## Work task
Go through the listing that follows and report the number of lines with the string "links" in them, nothing more.

-*-*-

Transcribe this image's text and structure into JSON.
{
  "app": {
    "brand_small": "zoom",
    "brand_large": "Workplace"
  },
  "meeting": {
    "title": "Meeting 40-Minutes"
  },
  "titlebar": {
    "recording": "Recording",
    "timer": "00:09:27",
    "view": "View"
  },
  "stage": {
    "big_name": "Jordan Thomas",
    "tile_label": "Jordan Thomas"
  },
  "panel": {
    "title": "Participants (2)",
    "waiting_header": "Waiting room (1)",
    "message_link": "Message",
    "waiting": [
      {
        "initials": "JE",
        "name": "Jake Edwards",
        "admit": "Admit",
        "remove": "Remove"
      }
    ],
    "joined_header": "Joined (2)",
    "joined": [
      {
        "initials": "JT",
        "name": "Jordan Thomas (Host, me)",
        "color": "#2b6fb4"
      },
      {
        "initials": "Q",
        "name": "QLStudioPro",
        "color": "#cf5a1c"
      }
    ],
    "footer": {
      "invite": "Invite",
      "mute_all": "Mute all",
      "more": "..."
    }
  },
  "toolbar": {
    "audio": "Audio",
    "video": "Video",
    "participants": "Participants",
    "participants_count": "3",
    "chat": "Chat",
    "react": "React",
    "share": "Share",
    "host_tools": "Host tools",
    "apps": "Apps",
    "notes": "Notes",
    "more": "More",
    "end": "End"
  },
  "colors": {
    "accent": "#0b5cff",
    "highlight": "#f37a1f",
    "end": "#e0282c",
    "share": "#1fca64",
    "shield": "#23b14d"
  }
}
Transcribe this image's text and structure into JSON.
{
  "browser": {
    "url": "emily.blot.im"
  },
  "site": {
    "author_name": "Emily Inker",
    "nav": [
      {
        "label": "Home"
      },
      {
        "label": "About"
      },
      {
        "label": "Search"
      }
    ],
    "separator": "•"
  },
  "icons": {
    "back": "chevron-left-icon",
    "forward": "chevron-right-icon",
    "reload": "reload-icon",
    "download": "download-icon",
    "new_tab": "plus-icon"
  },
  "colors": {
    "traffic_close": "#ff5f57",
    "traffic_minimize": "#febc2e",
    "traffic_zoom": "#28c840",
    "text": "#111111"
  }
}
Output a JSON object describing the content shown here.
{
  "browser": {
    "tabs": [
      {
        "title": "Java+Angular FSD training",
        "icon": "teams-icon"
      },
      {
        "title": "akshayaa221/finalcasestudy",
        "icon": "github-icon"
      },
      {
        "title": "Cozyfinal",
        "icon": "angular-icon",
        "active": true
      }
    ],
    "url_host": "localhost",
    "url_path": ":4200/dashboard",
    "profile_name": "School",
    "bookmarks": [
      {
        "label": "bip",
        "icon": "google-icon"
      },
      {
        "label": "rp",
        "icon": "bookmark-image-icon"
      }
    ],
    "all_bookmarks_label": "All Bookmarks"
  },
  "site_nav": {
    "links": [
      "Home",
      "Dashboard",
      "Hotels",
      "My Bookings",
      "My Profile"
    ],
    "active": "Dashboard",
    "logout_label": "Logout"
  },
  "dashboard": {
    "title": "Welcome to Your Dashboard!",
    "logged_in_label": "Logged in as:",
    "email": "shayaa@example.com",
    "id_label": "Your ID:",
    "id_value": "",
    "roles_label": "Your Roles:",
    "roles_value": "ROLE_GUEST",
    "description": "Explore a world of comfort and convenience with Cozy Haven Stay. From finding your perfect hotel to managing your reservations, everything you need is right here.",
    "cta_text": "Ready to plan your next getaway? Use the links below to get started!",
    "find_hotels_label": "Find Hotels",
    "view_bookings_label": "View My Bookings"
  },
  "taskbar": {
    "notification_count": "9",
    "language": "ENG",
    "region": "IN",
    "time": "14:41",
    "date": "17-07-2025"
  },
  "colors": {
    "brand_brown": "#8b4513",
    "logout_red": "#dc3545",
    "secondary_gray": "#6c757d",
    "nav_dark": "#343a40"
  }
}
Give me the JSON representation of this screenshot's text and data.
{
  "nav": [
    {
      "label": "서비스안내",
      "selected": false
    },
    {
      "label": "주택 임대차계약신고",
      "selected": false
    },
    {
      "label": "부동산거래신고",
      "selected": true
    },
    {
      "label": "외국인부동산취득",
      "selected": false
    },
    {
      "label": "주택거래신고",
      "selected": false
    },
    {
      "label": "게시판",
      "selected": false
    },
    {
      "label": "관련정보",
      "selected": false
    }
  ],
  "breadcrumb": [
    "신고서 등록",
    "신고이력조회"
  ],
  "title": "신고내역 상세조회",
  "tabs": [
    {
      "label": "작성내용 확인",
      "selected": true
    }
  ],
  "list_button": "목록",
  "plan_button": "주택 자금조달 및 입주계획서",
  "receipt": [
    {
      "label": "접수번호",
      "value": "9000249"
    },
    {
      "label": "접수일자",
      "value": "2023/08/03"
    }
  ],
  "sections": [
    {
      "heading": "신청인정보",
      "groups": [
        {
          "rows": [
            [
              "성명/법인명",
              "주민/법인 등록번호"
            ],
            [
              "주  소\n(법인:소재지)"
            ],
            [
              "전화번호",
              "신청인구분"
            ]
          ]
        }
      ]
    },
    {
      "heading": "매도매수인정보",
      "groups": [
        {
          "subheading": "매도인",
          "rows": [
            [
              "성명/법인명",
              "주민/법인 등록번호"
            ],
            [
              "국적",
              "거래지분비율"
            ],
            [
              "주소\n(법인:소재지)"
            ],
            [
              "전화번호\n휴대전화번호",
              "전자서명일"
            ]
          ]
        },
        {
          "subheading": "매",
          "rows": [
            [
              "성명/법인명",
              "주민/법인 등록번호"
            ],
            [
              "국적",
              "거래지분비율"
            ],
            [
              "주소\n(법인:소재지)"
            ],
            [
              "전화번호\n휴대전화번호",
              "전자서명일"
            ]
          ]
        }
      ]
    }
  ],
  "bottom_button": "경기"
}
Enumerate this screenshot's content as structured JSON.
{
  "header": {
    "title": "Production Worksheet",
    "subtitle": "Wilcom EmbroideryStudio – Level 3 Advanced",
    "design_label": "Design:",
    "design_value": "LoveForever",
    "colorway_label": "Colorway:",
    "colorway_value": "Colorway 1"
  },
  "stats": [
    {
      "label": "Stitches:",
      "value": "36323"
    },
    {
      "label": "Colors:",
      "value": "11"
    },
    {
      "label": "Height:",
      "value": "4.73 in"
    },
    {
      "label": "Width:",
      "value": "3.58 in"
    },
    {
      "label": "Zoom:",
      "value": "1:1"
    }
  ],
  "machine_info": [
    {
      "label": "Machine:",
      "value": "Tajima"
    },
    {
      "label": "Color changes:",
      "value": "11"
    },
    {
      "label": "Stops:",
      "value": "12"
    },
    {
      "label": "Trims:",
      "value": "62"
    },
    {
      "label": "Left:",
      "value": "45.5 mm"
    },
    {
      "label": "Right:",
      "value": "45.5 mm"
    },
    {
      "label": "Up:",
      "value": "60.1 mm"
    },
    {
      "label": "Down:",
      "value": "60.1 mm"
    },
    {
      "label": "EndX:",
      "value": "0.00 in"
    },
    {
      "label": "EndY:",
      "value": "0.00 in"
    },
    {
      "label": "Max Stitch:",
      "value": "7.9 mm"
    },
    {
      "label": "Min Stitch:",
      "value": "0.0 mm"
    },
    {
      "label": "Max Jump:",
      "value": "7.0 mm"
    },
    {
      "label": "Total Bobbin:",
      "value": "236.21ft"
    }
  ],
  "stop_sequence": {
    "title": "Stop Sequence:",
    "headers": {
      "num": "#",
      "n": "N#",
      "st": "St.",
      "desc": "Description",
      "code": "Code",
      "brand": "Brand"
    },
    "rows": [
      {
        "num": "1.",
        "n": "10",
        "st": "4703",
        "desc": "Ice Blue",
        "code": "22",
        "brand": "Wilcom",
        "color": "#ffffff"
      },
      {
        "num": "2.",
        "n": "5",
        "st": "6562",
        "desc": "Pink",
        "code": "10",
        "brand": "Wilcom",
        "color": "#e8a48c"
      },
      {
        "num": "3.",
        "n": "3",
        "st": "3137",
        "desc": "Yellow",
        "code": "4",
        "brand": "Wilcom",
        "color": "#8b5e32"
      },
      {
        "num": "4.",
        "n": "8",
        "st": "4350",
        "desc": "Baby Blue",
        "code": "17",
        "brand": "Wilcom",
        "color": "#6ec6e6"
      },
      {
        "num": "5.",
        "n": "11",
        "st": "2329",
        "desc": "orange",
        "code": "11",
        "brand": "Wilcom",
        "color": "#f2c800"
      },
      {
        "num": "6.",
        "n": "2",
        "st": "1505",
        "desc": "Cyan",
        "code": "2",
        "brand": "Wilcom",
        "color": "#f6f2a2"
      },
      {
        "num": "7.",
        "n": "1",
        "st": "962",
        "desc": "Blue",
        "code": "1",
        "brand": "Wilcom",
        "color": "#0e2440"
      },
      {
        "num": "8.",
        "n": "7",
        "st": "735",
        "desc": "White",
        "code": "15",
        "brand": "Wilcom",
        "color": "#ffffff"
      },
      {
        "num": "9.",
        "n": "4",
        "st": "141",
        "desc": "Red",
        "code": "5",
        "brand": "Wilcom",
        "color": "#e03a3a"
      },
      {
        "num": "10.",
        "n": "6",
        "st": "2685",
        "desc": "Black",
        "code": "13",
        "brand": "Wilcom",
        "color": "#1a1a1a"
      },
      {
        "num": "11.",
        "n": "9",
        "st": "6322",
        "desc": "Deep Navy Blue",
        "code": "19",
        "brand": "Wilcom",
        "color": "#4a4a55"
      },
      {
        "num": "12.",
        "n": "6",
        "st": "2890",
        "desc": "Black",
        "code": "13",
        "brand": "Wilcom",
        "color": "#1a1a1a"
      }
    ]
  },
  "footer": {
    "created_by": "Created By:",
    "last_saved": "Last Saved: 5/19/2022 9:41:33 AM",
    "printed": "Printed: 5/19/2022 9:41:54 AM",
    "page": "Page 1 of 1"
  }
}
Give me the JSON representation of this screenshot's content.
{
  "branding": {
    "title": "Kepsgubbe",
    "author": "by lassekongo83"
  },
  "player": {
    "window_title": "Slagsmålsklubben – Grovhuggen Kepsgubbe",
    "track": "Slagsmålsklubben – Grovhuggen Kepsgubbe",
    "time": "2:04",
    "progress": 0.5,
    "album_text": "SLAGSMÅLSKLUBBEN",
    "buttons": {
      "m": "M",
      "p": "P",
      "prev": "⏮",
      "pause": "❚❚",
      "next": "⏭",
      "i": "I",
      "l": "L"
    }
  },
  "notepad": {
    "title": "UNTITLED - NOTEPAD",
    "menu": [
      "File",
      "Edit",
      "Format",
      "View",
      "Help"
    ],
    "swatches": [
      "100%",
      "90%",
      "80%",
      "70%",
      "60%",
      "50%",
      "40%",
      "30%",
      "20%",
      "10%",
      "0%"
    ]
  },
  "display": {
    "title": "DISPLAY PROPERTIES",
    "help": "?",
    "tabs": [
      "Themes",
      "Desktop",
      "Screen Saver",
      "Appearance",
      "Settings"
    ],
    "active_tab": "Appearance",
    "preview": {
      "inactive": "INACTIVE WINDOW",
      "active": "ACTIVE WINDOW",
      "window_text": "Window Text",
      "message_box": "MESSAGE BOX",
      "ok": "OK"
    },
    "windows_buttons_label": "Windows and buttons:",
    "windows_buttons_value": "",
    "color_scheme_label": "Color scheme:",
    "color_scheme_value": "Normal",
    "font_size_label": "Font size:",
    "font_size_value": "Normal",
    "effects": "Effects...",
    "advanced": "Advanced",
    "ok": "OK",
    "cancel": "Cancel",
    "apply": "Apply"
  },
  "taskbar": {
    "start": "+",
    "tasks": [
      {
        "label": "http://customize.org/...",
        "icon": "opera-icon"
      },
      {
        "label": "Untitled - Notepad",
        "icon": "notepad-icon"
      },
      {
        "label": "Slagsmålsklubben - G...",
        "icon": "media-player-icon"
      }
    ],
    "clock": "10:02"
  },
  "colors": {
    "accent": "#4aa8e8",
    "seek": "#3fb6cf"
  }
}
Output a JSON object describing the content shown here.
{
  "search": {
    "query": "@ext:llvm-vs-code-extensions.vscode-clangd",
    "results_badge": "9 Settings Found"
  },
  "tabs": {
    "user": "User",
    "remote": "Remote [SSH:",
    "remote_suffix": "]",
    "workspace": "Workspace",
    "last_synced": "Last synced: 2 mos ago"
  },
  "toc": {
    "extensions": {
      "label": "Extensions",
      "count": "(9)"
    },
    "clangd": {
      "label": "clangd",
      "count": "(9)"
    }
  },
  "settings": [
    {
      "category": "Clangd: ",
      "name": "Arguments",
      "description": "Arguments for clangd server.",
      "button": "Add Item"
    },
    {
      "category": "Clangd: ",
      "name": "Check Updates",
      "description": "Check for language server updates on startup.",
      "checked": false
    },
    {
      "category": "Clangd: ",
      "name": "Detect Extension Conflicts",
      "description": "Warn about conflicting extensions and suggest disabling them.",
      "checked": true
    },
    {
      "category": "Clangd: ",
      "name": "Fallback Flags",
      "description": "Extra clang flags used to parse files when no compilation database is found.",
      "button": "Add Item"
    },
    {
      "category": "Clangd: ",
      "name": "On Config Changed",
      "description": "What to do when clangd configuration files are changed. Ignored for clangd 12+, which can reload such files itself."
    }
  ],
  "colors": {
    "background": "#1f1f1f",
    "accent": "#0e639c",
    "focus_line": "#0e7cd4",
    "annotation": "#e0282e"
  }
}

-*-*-

## Exercise output
2